Starting at 9am PST, February 17, 2012 there will be a flash sale on Electric goggles at TheClymb.com (normally 50-60% off retail!).
Guest post by Kyle Bihler.
This season I decided to put two different snowboard goggles into my arsenal. I chose the Oakley Crowbar and the Electric EG2. I wanted to have goggles with spherical lenses and both of these fit the bill. A spherical lens refers to the shape of the lens itself. Spherical lenses have a curvature of a ball, whereas a flat, regular lens is curved like a cylinder. The idea is that the spherical shape reduces visual distortion as well as glare, because it is shaped like your eyeball.
Oakley was one of the first goggle manufactures to get into the spherical lens game and their goggles definitely reflect that fact. The Crowbar has continued to be a flagship goggle in Oakley’s line. They have signature struts that protrude out from the frame. This is to distribute pressure evenly across the face. The spherical lens barely distorts anything at the far peripherals. The goggle hardly fogged up. They did get a scratch or two over the season, but nothing more than you get with normal wear and tear. Awesome goggle overall.
Lens Colors: I had two different lenses for the Oakley goggles, the Black Iridium and the HI Yellow. The Black Iridium was awesome in the bright sun and was pretty good in variable conditions, but when it was totally cloudy they were a bit dark to see very well. However that is when I used the HI Yellow. This lens is fantastic in dark, cloudy conditions; it really brings out the detail in the snow that would otherwise be hard to see. Be careful in the sun though, they make everything extra bright.
Electric also has a great spherical lens goggle offering. The EG2 is Electric’s flagship model. These are easy to spot because they have a very big oversized lens. This allows for a great field of view. Your peripheral vision is hardly obstructed by the frame itself with little visual distortion. This is great because you can see every out of control skier flying your way. As far as fogging up, they never did. The goggles held up good but I would say they scratched a bit easier than the Oakley’s. I may have been to blame, cause I did eat it once on my face with the Electric’s. All in all, it is a great goggle.
Lens Colors: The lens that I had on the Electric, was the Bronze tint. This lens can basically do it all, but it is best suited in the sunny to variable light conditions. I didn’t have the luxury of having two lenses for these goggles but I would say the Bronze lens on the Electric did better in the low light than the Black Iridium.
Both of these are at the high end with the Oakley Crowbar going from $100 – $170 depending on lens, and the Electric EG2 starts at $140. This is on par with other spherical lens goggles. Personally, I think it is worth more to see really well out there. These two goggles both offer some of the most optically correct lenses that I have used. If you take good care of these goggles, they can last you a handful of snowboard seasons, easy.

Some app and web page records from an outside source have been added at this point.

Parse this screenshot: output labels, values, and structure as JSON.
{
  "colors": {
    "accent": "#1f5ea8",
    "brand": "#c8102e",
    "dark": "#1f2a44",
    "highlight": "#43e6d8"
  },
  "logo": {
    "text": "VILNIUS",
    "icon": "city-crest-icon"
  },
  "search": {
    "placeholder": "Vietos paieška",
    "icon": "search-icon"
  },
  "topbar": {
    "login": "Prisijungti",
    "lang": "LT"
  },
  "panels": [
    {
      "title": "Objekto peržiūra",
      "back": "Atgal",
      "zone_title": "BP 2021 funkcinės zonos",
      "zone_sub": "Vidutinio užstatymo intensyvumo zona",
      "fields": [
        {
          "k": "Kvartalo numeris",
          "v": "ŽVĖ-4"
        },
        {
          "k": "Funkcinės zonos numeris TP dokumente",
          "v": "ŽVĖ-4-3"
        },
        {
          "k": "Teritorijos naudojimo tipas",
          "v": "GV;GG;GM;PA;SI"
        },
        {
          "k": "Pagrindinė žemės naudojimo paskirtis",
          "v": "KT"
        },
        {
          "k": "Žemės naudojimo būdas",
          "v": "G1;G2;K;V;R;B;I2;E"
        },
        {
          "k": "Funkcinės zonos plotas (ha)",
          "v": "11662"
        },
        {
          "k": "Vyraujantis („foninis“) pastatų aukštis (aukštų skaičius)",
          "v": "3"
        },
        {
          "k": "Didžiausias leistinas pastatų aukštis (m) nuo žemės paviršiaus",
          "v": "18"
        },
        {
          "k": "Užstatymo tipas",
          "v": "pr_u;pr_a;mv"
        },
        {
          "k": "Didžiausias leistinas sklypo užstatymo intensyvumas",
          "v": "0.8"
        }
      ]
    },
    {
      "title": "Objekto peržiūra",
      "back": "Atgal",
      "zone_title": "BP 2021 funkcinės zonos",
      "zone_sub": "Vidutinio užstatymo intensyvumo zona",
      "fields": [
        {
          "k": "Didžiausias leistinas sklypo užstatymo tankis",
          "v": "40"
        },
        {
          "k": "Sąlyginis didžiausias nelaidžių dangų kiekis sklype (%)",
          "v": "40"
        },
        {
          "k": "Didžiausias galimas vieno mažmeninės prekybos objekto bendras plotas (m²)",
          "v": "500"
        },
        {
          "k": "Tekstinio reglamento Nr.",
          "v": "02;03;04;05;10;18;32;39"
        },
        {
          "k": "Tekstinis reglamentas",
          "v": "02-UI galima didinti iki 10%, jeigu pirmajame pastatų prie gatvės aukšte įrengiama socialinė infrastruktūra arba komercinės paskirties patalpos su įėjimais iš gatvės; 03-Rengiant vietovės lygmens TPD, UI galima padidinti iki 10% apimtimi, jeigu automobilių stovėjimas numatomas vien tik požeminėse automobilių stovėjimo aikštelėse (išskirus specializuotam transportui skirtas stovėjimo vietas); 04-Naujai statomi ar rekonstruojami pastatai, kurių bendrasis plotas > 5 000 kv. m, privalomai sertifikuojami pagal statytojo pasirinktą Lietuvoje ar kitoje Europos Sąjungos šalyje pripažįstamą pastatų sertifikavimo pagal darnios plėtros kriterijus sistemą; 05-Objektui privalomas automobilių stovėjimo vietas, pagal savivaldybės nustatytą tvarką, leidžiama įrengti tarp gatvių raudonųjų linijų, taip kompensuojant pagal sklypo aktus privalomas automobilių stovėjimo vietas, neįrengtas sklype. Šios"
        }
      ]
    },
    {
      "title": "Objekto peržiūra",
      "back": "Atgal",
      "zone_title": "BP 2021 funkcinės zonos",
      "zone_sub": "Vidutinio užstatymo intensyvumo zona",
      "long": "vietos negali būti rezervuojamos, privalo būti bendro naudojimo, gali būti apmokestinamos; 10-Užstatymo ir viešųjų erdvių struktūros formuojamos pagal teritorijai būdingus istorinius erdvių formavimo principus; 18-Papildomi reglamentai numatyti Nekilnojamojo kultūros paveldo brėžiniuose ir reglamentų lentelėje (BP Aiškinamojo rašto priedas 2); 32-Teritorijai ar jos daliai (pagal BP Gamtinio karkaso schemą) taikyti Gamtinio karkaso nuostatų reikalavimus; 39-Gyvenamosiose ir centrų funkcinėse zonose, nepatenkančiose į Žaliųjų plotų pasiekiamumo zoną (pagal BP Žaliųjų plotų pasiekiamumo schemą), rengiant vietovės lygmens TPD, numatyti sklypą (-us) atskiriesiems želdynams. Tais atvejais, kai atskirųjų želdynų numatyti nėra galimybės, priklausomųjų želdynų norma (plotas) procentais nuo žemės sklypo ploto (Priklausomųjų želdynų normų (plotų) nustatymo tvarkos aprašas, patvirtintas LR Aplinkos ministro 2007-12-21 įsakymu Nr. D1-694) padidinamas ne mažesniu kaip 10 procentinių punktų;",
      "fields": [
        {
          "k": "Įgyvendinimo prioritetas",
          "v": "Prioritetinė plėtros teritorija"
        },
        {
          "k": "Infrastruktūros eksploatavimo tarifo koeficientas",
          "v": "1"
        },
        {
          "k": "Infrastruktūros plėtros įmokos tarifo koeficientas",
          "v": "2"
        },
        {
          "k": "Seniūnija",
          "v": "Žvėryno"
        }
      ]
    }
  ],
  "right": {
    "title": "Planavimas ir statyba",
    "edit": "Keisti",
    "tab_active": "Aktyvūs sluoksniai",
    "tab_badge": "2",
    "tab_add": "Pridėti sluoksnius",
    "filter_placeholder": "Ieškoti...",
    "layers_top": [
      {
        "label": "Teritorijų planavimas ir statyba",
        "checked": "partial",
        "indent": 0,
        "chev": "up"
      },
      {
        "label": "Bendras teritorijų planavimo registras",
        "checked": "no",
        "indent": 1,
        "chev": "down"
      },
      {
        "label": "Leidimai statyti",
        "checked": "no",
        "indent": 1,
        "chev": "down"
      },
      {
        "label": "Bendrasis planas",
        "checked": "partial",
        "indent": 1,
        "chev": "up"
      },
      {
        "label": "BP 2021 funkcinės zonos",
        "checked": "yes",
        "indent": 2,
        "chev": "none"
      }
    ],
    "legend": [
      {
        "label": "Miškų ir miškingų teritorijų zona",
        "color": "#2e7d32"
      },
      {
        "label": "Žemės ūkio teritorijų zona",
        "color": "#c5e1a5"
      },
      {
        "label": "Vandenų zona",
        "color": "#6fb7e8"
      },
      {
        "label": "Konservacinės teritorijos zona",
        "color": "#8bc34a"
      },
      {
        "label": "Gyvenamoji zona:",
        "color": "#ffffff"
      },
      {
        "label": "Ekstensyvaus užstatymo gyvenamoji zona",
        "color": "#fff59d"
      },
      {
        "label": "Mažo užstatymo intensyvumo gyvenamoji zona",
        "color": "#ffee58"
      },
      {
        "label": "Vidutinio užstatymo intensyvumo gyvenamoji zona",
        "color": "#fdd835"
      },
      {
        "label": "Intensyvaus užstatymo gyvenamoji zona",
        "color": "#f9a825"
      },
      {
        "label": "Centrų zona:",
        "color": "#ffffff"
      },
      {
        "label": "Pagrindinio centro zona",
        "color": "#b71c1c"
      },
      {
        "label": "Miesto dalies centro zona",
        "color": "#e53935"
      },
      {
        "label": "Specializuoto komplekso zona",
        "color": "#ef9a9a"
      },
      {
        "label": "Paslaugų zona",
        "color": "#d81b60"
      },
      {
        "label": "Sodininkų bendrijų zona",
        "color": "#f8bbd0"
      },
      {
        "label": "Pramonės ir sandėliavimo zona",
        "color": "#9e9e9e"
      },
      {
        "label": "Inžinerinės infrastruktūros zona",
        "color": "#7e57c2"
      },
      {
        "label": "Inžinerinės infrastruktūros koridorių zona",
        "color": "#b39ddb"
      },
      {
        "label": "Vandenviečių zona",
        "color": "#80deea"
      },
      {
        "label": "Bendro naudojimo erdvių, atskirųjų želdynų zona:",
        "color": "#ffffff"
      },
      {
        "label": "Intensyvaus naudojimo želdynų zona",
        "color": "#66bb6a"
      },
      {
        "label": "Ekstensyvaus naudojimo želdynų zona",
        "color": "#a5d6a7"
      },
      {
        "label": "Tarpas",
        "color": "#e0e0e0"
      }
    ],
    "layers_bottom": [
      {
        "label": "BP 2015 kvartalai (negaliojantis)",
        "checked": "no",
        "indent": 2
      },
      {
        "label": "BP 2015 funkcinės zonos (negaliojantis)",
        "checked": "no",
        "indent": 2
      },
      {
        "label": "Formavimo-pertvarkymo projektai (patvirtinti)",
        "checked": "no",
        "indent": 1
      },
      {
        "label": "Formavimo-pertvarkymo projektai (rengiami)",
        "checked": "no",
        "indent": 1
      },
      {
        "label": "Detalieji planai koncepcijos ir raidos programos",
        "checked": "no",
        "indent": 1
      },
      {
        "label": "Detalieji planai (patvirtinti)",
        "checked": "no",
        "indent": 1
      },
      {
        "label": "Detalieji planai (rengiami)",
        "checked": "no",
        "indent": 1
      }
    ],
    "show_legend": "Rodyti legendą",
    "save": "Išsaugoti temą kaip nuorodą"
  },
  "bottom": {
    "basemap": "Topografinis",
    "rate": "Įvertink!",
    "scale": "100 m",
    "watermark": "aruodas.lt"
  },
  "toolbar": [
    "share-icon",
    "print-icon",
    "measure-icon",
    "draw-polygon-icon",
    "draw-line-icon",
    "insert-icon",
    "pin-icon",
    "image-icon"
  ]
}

Summing it up:
If I had to choose a winner in my little season long test, I would have to go with the Oakley over the Electric. But I’ll admit, it is probably due more to style points than a performance difference. The Crowbar looks good, is light weight and has a huge offering of lenses to suite your needs.
About the Author
Kyle Bihler is a seasoned snowboarder and member of the Eternal Snow team. Located in Reno, NV but serving everyone everywhere via the worldwide web, EternalSnow.com offers a wide variety of snowboarding gear from women’s snowboards to all types of snowboard boots, outerwear and accessories. Even in the summer, they’ve got a huge wall full of snowboards available for ya:
Located in Reno (NV), EternalSnow.com has been in the game since the mid-90′s and takes pride in being a rider’s snowboard shop — they’re not a patio furniture store or a mall boutique that sells snowboards, but a full-blown core shop that doesn’t even carry “ski” brands (OK, so they do carry K2 but I’m not going to hold that against them) so when they volunteered to put their years of shred knowledge and warehouse full of gear to good use, we were happy to work with them.